The news has been greeted with fury by many conservationists, by the recreation industry, and by many others in Utah and across the nation who simply cannot understand the need for this action. During the public-comment period on the proposal to reduce the monuments, 2 million Americans submitted their comments to the Department of Interior with 99.2 percent of the  comments urging Interior Secretary Ryan Zinke to leave the monuments intact .
As Temperatures Warm, Beavers are Heading North
By Kendra Pierre-Louis/The New York Times
Photo by Bryn Davies/flickr
Beavers may be taking advantage of warming temperatures to expand their range. But as the beavers head north, their very presence may worsen the effects of climate change.

The issue isn't just that the beavers are moving into a new environment - it's that they're gentrifying it.

Take the dams they build on rivers and streams to slow the flow of water and create the pools in which they construct their dens. In other habitats, where the dams help filter pollutants from water and mitigate the effects of droughts and floods, they are  generally seen as a net benefit . But in the tundra, the vast treeless region in the Far North, beaver behavior creates new water channels that can thaw the permanently frozen ground, or permafrost.
Is this the Loudest Fish in All of the Seas?
By Ben Guarino/The Washington Post
Photo by Kirt Edblom/flickr
Each year between February and June, the fish gather to spawn in Mexico's Colorado River Delta. The fish, a type of croaker called the  Gulf corvina , meet in water as cloudy as chocolate milk. It's a reunion for the entire species, all members of which reproduce within a dozen-mile stretch of the delta.

When the time is right, a few days before the new or full moons, the male fish begin to sing.

To humans, the sound is machine guns going off just below the waterline. To female fish, the rapid burr-burr-burr is a Bing Crosby croon. Make that Bing cranked up to 11.

Marine biologists who recorded the sound describe the animals as the "loudest fish ever documented," said  Timothy J. Rowell , at the Scripps Institution of Oceanography in California.

"When you arrive at the channels of the delta, you can hear it in the air even while the engine is running on the boat," Rowell said.
Automated Vehicles Could Save Animals 
By Brandon Keim/Anthropocene
Photo by fussball_89/flickr
Automated vehicles are expected to be widely available within the next decade. By 2040, most cars on the road will likely be controlled by software - a development that's expected to save a great many human lives by replacing blind-spotted, easily-distracted drivers with high-tech competence. There's a potential to save animal lives, too.

"Every year, hundreds of millions of animals die in collisions with cars," write biologists Amanda Niehaus and Robbie Wilson of the University of Queensland  in the journal Conservation Letters . "The emergence of automated vehicles will provide new opportunities for the use of computerized animal warning systems."

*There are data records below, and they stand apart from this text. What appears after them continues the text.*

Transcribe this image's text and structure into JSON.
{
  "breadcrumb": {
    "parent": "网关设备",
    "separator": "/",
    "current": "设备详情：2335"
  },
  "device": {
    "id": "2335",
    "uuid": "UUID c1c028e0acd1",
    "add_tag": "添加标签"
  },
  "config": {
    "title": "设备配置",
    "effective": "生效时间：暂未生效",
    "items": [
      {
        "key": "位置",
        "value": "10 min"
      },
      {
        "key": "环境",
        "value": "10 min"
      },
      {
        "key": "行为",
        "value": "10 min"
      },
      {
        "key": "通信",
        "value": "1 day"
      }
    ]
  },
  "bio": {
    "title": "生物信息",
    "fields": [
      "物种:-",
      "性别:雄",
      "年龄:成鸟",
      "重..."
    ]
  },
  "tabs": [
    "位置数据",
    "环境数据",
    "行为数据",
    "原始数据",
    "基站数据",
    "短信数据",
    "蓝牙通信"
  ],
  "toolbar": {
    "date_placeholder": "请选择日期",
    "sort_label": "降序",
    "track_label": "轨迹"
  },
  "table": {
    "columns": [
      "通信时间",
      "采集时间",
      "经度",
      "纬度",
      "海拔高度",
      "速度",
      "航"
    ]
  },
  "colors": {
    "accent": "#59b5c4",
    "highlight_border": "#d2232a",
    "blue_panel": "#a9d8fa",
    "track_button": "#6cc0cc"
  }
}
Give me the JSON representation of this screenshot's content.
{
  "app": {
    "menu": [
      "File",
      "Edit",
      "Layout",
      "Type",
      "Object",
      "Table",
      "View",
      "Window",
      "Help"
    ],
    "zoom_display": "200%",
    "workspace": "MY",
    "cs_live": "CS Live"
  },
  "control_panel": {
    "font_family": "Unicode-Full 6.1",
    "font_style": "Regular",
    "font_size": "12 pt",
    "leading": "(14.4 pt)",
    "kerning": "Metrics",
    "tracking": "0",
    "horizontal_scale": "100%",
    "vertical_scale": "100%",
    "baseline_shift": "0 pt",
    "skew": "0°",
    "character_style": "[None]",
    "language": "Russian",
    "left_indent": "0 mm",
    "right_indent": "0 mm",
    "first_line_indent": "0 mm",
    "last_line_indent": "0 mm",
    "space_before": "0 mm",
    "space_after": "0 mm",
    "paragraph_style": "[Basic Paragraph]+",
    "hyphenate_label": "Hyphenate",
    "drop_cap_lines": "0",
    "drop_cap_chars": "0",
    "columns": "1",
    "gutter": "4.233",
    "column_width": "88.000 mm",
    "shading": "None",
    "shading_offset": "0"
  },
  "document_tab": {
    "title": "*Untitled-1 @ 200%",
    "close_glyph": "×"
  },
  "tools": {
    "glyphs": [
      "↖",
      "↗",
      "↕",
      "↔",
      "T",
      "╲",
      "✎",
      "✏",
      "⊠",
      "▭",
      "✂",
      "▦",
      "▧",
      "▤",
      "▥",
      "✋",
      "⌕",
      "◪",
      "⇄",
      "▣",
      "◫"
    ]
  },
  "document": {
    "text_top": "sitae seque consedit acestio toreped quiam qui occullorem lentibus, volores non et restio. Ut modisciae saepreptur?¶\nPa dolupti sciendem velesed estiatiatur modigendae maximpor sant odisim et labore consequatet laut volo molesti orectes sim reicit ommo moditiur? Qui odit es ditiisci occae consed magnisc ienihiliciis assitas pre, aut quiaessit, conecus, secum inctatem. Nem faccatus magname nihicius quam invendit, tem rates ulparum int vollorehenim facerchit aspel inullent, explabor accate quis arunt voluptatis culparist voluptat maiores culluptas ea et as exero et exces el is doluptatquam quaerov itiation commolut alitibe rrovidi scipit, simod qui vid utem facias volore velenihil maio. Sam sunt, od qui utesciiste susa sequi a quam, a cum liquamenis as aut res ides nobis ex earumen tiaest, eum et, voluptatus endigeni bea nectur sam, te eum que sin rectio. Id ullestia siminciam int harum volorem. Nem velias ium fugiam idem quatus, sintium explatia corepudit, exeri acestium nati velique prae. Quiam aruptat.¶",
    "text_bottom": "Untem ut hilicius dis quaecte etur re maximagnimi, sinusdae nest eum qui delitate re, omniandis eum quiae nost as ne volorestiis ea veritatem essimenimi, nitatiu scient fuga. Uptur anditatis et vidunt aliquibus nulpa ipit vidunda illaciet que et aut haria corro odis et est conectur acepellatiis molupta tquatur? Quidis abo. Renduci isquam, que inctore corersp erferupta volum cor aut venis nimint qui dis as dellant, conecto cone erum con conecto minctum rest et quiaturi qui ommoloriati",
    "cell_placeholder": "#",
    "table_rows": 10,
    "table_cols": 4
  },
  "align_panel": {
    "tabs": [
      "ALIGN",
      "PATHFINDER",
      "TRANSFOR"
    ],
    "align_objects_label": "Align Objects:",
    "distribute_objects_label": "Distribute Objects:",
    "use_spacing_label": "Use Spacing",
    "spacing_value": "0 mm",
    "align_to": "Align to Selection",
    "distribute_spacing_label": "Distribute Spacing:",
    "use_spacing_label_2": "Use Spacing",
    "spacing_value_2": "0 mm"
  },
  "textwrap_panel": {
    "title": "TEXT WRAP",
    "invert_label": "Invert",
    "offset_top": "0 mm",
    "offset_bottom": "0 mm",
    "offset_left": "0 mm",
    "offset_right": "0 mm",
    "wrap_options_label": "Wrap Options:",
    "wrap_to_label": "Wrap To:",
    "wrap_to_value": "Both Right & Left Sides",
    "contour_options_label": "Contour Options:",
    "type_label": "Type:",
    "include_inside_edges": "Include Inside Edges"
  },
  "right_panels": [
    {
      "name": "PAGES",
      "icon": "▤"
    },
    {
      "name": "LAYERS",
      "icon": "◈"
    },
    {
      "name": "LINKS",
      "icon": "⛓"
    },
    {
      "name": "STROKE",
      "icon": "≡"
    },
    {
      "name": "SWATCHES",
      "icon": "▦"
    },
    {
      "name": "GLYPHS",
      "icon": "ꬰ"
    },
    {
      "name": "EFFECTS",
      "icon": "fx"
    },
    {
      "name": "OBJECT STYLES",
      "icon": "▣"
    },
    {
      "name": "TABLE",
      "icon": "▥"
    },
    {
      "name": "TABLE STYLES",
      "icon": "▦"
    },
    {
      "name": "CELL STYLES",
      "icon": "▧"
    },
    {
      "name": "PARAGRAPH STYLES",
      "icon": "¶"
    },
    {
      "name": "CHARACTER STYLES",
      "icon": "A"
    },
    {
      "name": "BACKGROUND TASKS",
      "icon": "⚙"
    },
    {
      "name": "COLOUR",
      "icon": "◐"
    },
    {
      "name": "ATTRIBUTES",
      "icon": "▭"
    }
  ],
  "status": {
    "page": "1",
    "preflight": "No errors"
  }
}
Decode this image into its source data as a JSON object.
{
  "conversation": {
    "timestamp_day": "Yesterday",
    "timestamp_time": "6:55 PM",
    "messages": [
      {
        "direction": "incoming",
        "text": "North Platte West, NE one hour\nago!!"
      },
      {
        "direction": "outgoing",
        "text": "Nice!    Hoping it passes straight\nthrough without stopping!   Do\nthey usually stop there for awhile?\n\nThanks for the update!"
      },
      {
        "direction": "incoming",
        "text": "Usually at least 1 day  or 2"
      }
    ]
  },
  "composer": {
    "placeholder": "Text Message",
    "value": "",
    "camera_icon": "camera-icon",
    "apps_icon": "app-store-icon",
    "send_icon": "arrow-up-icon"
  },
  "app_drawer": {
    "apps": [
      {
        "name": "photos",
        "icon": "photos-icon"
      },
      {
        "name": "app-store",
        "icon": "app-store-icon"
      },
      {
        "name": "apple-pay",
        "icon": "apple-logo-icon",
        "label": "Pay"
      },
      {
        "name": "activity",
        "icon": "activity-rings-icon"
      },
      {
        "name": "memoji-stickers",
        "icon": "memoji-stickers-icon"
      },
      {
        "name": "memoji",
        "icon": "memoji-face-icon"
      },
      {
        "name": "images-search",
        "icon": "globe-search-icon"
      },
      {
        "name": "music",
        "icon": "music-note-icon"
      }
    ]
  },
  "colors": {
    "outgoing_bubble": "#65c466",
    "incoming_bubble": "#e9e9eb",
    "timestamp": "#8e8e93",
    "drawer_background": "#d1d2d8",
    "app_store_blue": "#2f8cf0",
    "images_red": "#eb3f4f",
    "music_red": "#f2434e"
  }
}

Various measures are already used to make streets safer for wildlife, including roadside fences and specialized crossings. Yet these are frequently expensive and only somewhat effective. "We believe that the best potential for reducing animal-vehicle collisions is yet to come," write Niehaus and Wilson.

"A duck call in the hands of the unskilled is one of conservation's greatest assets."